'An impossible choice': Beaver Lake Cree Nation looks to Supreme Court in advanced legal cost case

Beaver Lake Cree Nation is asking the Supreme Court of Canada to hear a case it says has far-reaching implications for other First Nations struggling to pay for lengthy court cases against the government.

Alberta Court of Appeal overturned decision to compel governments to cover cost of legal fees for Beaver Lake

Beaver Lake Cree member Crystal Lameman says bodies of water have become polluted and water levels have drastically receded as a result of industry activity. (Epic Photography)

Beaver Lake Cree Nation is asking the Supreme Court of Canada to hear a case it says has far-reaching implications for other First Nations struggling to pay for lengthy court cases against the government.

The small First Nation in northeastern Alberta has been locked in a legal battle with the provincial and federal governments for the past 12 years, arguing that the impact of widespread industrial development on its traditional territory is in violation of treaty rights. 

Beaver Lake alleges the cumulative impact of industrial activities such as the oilsands and forestry, from dwindling caribou herds to polluted waters, has infringed upon its members' connection to the land, including protected rights to fishing and hunting. 

The First Nation has successfully argued it is running out of money to pay for the legal battle. Last September, the Alberta Court of Queen's Bench granted a rare advanced cost order, compelling the government of Canada and Alberta to pay up to $300,000 a year toward Beaver Lake's legal fees in order to ensure the First Nation could bring its case to trial. 
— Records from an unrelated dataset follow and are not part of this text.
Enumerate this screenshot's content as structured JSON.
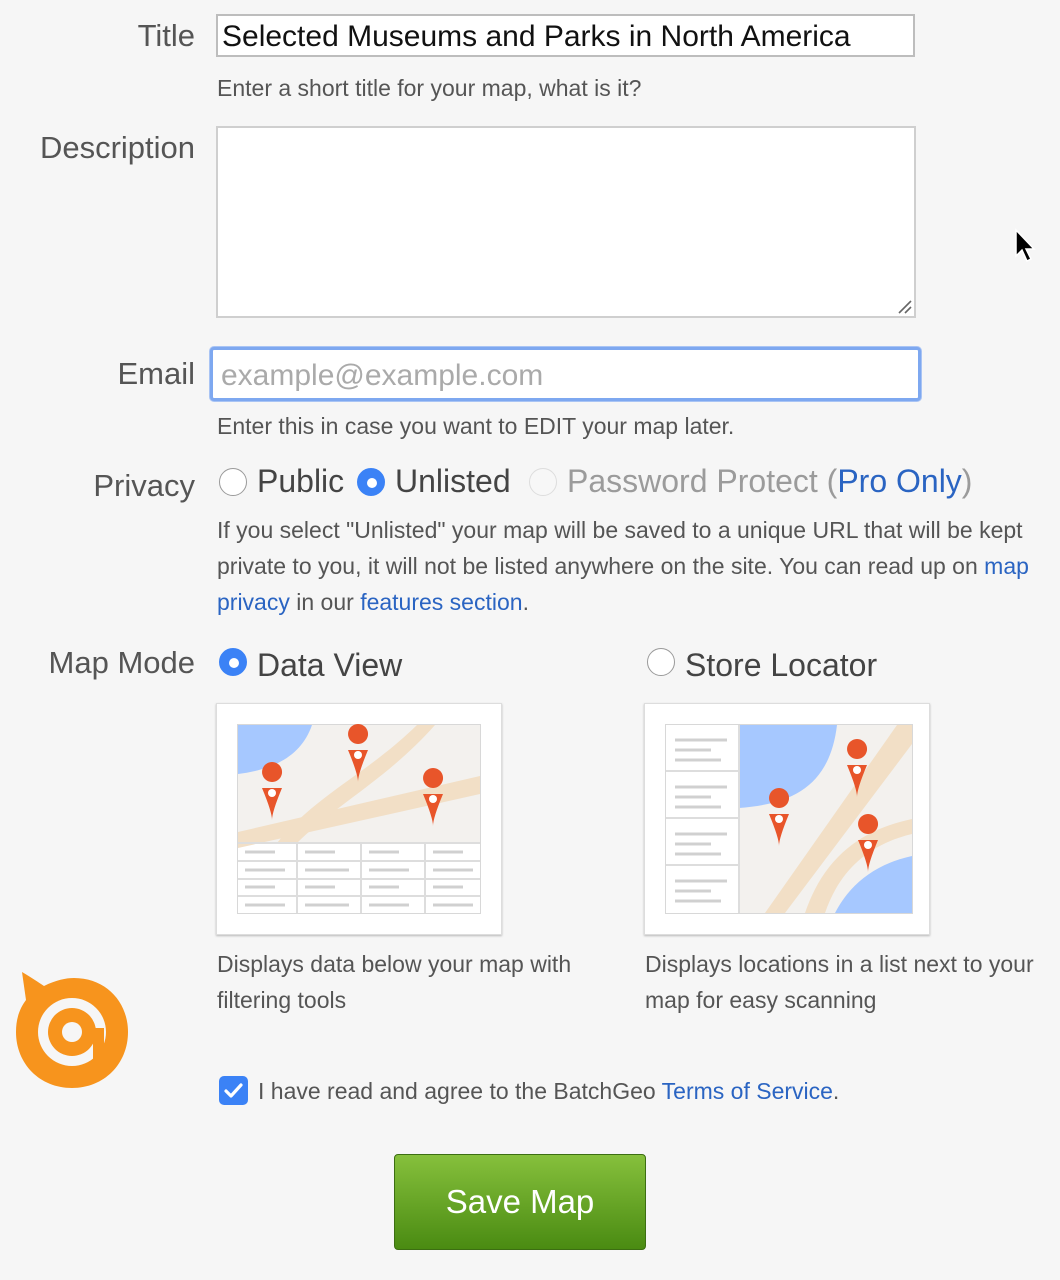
{
  "form": {
    "title": {
      "label": "Title",
      "value": "Selected Museums and Parks in North America",
      "help": "Enter a short title for your map, what is it?"
    },
    "description": {
      "label": "Description",
      "value": ""
    },
    "email": {
      "label": "Email",
      "placeholder": "example@example.com",
      "help": "Enter this in case you want to EDIT your map later."
    },
    "privacy": {
      "label": "Privacy",
      "options": [
        {
          "label": "Public",
          "selected": false
        },
        {
          "label": "Unlisted",
          "selected": true
        },
        {
          "label": "Password Protect",
          "selected": false,
          "disabled": true
        }
      ],
      "paren_open": " (",
      "pro_link": "Pro Only",
      "paren_close": ")",
      "help_part1": "If you select \"Unlisted\" your map will be saved to a unique URL that will be kept private to you, it will not be listed anywhere on the site. You can read up on ",
      "help_link1": "map privacy",
      "help_part2": " in our ",
      "help_link2": "features section",
      "help_part3": "."
    },
    "map_mode": {
      "label": "Map Mode",
      "options": [
        {
          "label": "Data View",
          "selected": true,
          "description": "Displays data below your map with filtering tools"
        },
        {
          "label": "Store Locator",
          "selected": false,
          "description": "Displays locations in a list next to your map for easy scanning"
        }
      ]
    },
    "terms": {
      "checked": true,
      "text": "I have read and agree to the BatchGeo ",
      "link": "Terms of Service",
      "end": "."
    },
    "save_label": "Save Map"
  },
  "colors": {
    "accent": "#3b82f6",
    "link": "#2a64c2",
    "save_button": "#5e9e22",
    "pin": "#e8552a",
    "logo": "#f7941d"
  }
}
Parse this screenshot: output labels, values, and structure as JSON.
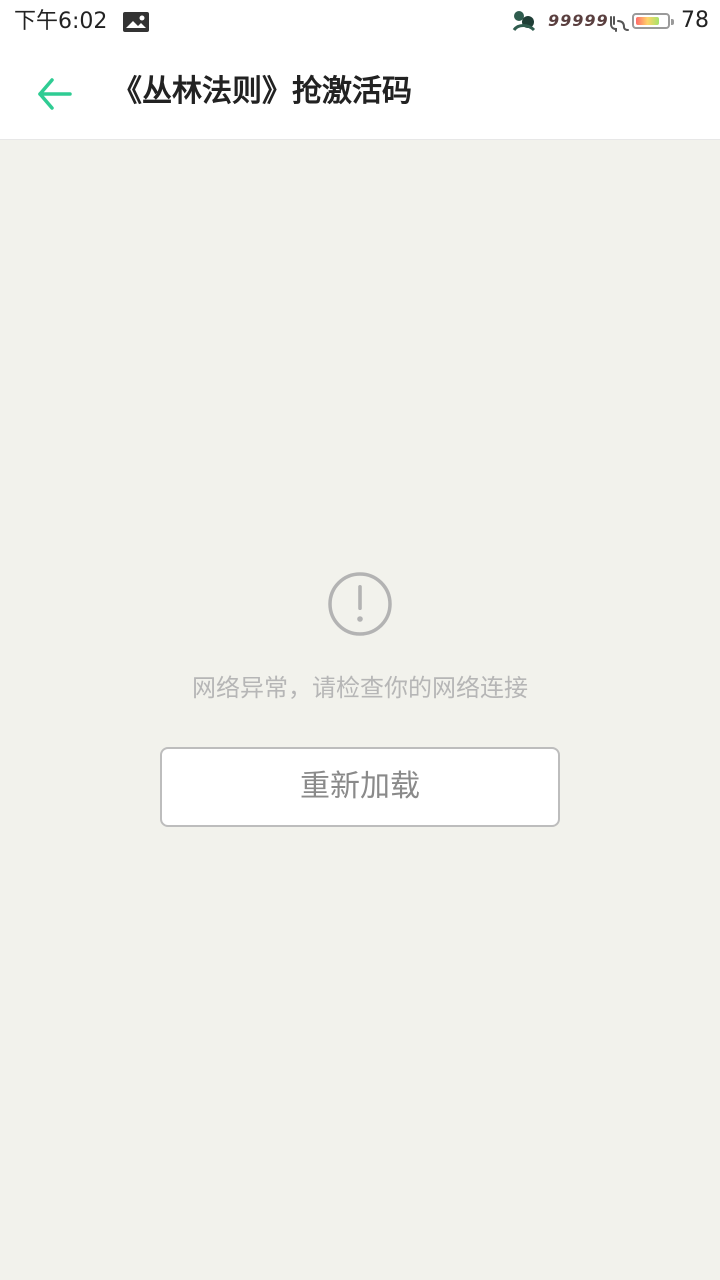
{
  "status_bar": {
    "time": "下午6:02",
    "signal_text": "99999",
    "battery_level": 78,
    "battery_text": "78",
    "icons": {
      "left": "image-icon",
      "app": "app-notification-icon",
      "charging": "charging-plug-icon",
      "battery": "battery-icon"
    }
  },
  "toolbar": {
    "back_icon": "back-arrow-icon",
    "title": "《丛林法则》抢激活码",
    "accent_color": "#2fcc93"
  },
  "content": {
    "error_icon": "exclamation-circle-icon",
    "error_message": "网络异常，请检查你的网络连接",
    "reload_label": "重新加载"
  }
}
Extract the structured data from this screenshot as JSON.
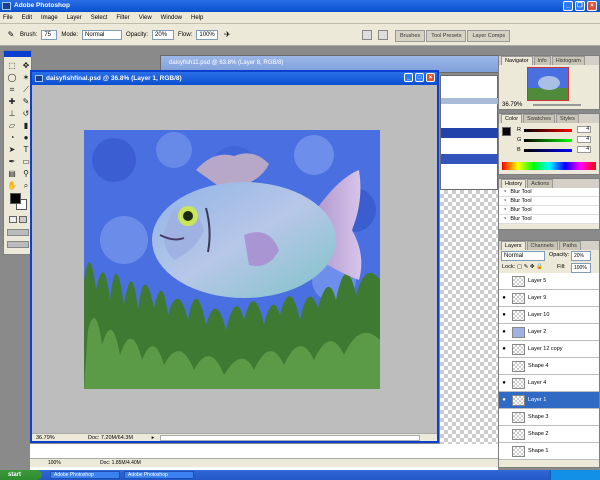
{
  "app": {
    "title": "Adobe Photoshop"
  },
  "menu": [
    "File",
    "Edit",
    "Image",
    "Layer",
    "Select",
    "Filter",
    "View",
    "Window",
    "Help"
  ],
  "options": {
    "brush_label": "Brush:",
    "brush_size": "75",
    "mode_label": "Mode:",
    "mode_value": "Normal",
    "opacity_label": "Opacity:",
    "opacity_value": "20%",
    "flow_label": "Flow:",
    "flow_value": "100%"
  },
  "palette_well": [
    "Brushes",
    "Tool Presets",
    "Layer Comps"
  ],
  "document": {
    "title": "daisyfishfinal.psd @ 36.8% (Layer 1, RGB/8)",
    "zoom": "36.79%",
    "doc_info": "Doc: 7.20M/64.3M"
  },
  "bg_document": {
    "title": "daisyfish11.psd @ 63.8% (Layer 8, RGB/8)",
    "zoom": "100%",
    "doc_info": "Doc: 1.85M/4.40M"
  },
  "navigator": {
    "tabs": [
      "Navigator",
      "Info",
      "Histogram"
    ],
    "zoom": "36.79%"
  },
  "color_panel": {
    "tabs": [
      "Color",
      "Swatches",
      "Styles"
    ],
    "r": "4",
    "g": "4",
    "b": "4",
    "colors": {
      "fg": "#050505",
      "bg": "#ffffff"
    }
  },
  "history": {
    "tabs": [
      "History",
      "Actions"
    ],
    "items": [
      "Blur Tool",
      "Blur Tool",
      "Blur Tool",
      "Blur Tool"
    ]
  },
  "layers": {
    "tabs": [
      "Layers",
      "Channels",
      "Paths"
    ],
    "blend_mode": "Normal",
    "opacity_label": "Opacity:",
    "opacity_value": "20%",
    "lock_label": "Lock:",
    "fill_label": "Fill:",
    "fill_value": "100%",
    "items": [
      {
        "name": "Layer 5",
        "visible": false,
        "selected": false
      },
      {
        "name": "Layer 9",
        "visible": true,
        "selected": false
      },
      {
        "name": "Layer 10",
        "visible": true,
        "selected": false
      },
      {
        "name": "Layer 2",
        "visible": true,
        "selected": false
      },
      {
        "name": "Layer 12 copy",
        "visible": true,
        "selected": false
      },
      {
        "name": "Shape 4",
        "visible": false,
        "selected": false
      },
      {
        "name": "Layer 4",
        "visible": true,
        "selected": false
      },
      {
        "name": "Layer 1",
        "visible": true,
        "selected": true
      },
      {
        "name": "Shape 3",
        "visible": false,
        "selected": false
      },
      {
        "name": "Shape 2",
        "visible": false,
        "selected": false
      },
      {
        "name": "Shape 1",
        "visible": false,
        "selected": false
      }
    ]
  },
  "taskbar": {
    "start_label": "start",
    "tasks": [
      "Adobe Photoshop",
      "Adobe Photoshop"
    ]
  }
}
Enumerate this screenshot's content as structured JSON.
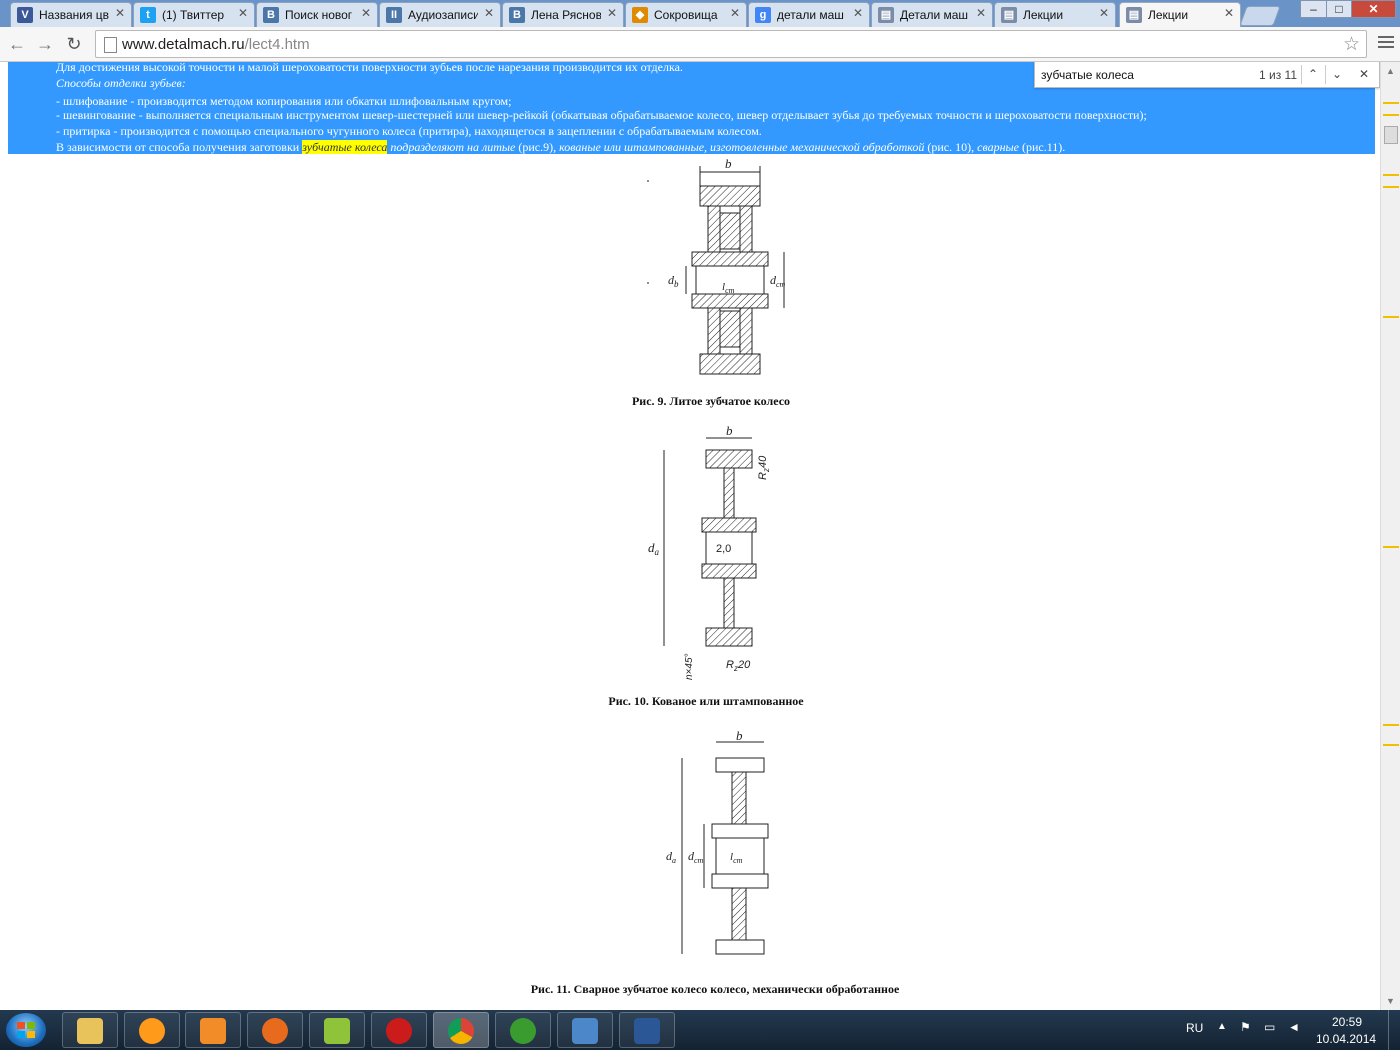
{
  "browser": {
    "tabs": [
      {
        "title": "Названия цв",
        "favicon": "V",
        "favicon_color": "#3b5998",
        "active": false
      },
      {
        "title": "(1) Твиттер",
        "favicon": "t",
        "favicon_color": "#1da1f2",
        "active": false
      },
      {
        "title": "Поиск новог",
        "favicon": "B",
        "favicon_color": "#4a76a8",
        "active": false
      },
      {
        "title": "Аудиозаписи",
        "favicon": "II",
        "favicon_color": "#4a76a8",
        "active": false
      },
      {
        "title": "Лена Ряснов",
        "favicon": "B",
        "favicon_color": "#4a76a8",
        "active": false
      },
      {
        "title": "Сокровища",
        "favicon": "◆",
        "favicon_color": "#e08a00",
        "active": false
      },
      {
        "title": "детали маш",
        "favicon": "g",
        "favicon_color": "#4285f4",
        "active": false
      },
      {
        "title": "Детали маш",
        "favicon": "▤",
        "favicon_color": "#7a8ca8",
        "active": false
      },
      {
        "title": "Лекции",
        "favicon": "▤",
        "favicon_color": "#7a8ca8",
        "active": false
      },
      {
        "title": "Лекции",
        "favicon": "▤",
        "favicon_color": "#7a8ca8",
        "active": true
      }
    ],
    "window_controls": {
      "minimize": "–",
      "maximize": "□",
      "close": "✕"
    },
    "nav": {
      "back": "←",
      "forward": "→",
      "reload": "↻"
    },
    "url_host": "www.detalmach.ru",
    "url_path": "/lect4.htm",
    "star": "☆"
  },
  "find": {
    "query": "зубчатые колеса",
    "count": "1 из 11",
    "prev": "⌃",
    "next": "⌄",
    "close": "✕"
  },
  "text": {
    "line1": "Для достижения высокой точности и малой шероховатости поверхности зубьев после нарезания производится их отделка.",
    "line2": "Способы отделки зубьев:",
    "line3": "- шлифование - производится методом копирования или обкатки шлифовальным кругом;",
    "line4": "- шевингование - выполняется специальным инструментом шевер-шестерней или шевер-рейкой (обкатывая обрабатываемое колесо, шевер отделывает зубья до требуемых  точности и шероховатости поверхности);",
    "line5": "- притирка - производится с помощью специального чугунного колеса (притира), находящегося в зацеплении с обрабатываемым колесом.",
    "line6_a": "В зависимости от способа получения заготовки ",
    "line6_hl": "зубчатые колеса",
    "line6_b": " подразделяют на литые",
    "line6_c": " (рис.9)",
    "line6_d": ", кованые или штампованные, изготовленные механической обработкой",
    "line6_e": " (рис. 10), ",
    "line6_f": "сварные",
    "line6_g": " (рис.11)."
  },
  "figures": {
    "fig9_caption": "Рис. 9. Литое зубчатое колесо",
    "fig10_caption": "Рис. 10. Кованое или штампованное",
    "fig11_caption": "Рис. 11. Сварное зубчатое колесо колесо, механически обработанное",
    "labels": {
      "b": "b",
      "d_b": "d",
      "d_b_sub": "b",
      "d_st": "d",
      "d_st_sub": "ст",
      "l_st": "l",
      "l_st_sub": "ст",
      "d_a": "d",
      "d_a_sub": "a",
      "rz40": "R",
      "rz40_sub": "z",
      "rz40_val": "40",
      "rz20": "R",
      "rz20_sub": "z",
      "rz20_val": "20",
      "ra": "2,0",
      "chamfer": "n×45°"
    }
  },
  "taskbar": {
    "apps": [
      {
        "name": "explorer",
        "color": "#e8c25a"
      },
      {
        "name": "orb",
        "color": "#ff9a1a"
      },
      {
        "name": "media",
        "color": "#f28c28"
      },
      {
        "name": "firefox",
        "color": "#e86a1c"
      },
      {
        "name": "game",
        "color": "#8fc43a"
      },
      {
        "name": "opera",
        "color": "#cc1b1b"
      },
      {
        "name": "chrome",
        "color": "#2f9e44"
      },
      {
        "name": "utorrent",
        "color": "#3a9c2f"
      },
      {
        "name": "viewer",
        "color": "#4c88c9"
      },
      {
        "name": "word",
        "color": "#2b5797"
      }
    ],
    "lang": "RU",
    "time": "20:59",
    "date": "10.04.2014"
  }
}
In her September 2019 decision, Justice Beverly Browne wrote it would be "manifestly unjust" to force Beaver Lake to choose between spending money on pressing community needs such as housing and social assistance or the cost of litigation.

But that decision was overturned in June by the Alberta Court of Appeal. It prompted the First Nation to seek leave to the Supreme Court earlier this month, arguing Alberta's highest court was too restrictive in its decision. If it stands, Beaver Lake fears a First Nation would only qualify for advanced costs once it has exhausted all available funds, regardless of community need. 

"The Court of Appeal decision faces us with an impossible choice," Chief Germaine Anderson said in a statement earlier this month, announcing the decision to seek leave to the Supreme Court. 

"Do we choose to provide clean water to our members, or do we fulfil our obligation to take care of our lands and waters so that they provide food, medicine and spiritual sustenance for present and future generations of Beaver Lake Cree?" 

The First Nation has spent more than $3 million in legal fees since its initial claim was filed in 2008, with those costs expected to increase as the case works its way toward a 120-day trial slated for early 2024, according to court documents. The case would be the first to consider the cumulative impact of industrial activity on treaty rights in Canada. 

In its decision, the appeal panel wrote the First Nation had at least $6 million to fund litigation with "significant further cash flow expected between now and the trial." The court found Beaver Lake had not sufficiently proven that litigation would be "genuinely unaffordable" without advanced costs, one of the key benchmarks set out by the Supreme Court in 2003. 

"The test is not met if the applicant has funds, but chooses or prefers to spend the funds on other priorities, regardless of how reasonable those other priorities may be," the panel wrote in its decision. 

Crystal Lameman, the First Nation's government relations adviser, said the criteria of what qualifies as genuinely unaffordable would make it impossible for most First Nations to obtain an advance cost order under the appeal court decision.

"We're asking the Supreme Court to consider this decision through the lens of reconciliation and with regard to the reality of our First Nations leadership who are charged with managing the poverty of their communities," Lameman said in a statement. 

The Supreme Court receives around 600 applications for leave every year and only hears roughly 80 cases, according to its website.

David Wright, an assistant professor in the University of Calgary's faculty of law, said the Supreme Court could use the case as an opportunity to more clearly define what qualifies as genuinely unaffordable, also known as the impecunity test, when it comes to advanced cost orders. 

"They may see this as an opportunity to provide clarity on that part of the test in general, but also specifically in relation to the important and sensitive context of Crown-Indigenous relations and legal affairs," said Wright, an expert in Aboriginal law and resource law.

If the Supreme Court denies leave, it means the Alberta Court of Appeal decision will stand as the law of the land in the province. In explaining its decision, the panel said the court must only compel the use of public funds, such as in advanced cost orders, in extraordinary circumstances and as a last resort. 

"It will force Indigenous communities like Beaver Lake Cree Nation to engage in very difficult decisions around trade-offs between spending scarce fiscal and human resources on the pressing needs of the community versus spending those funds on the broader existential project of clarifying and proving rights and title," Wright said. 

About the Author

Jordan Omstead is a reporter with CBC Edmonton.

with files from Paige Parsons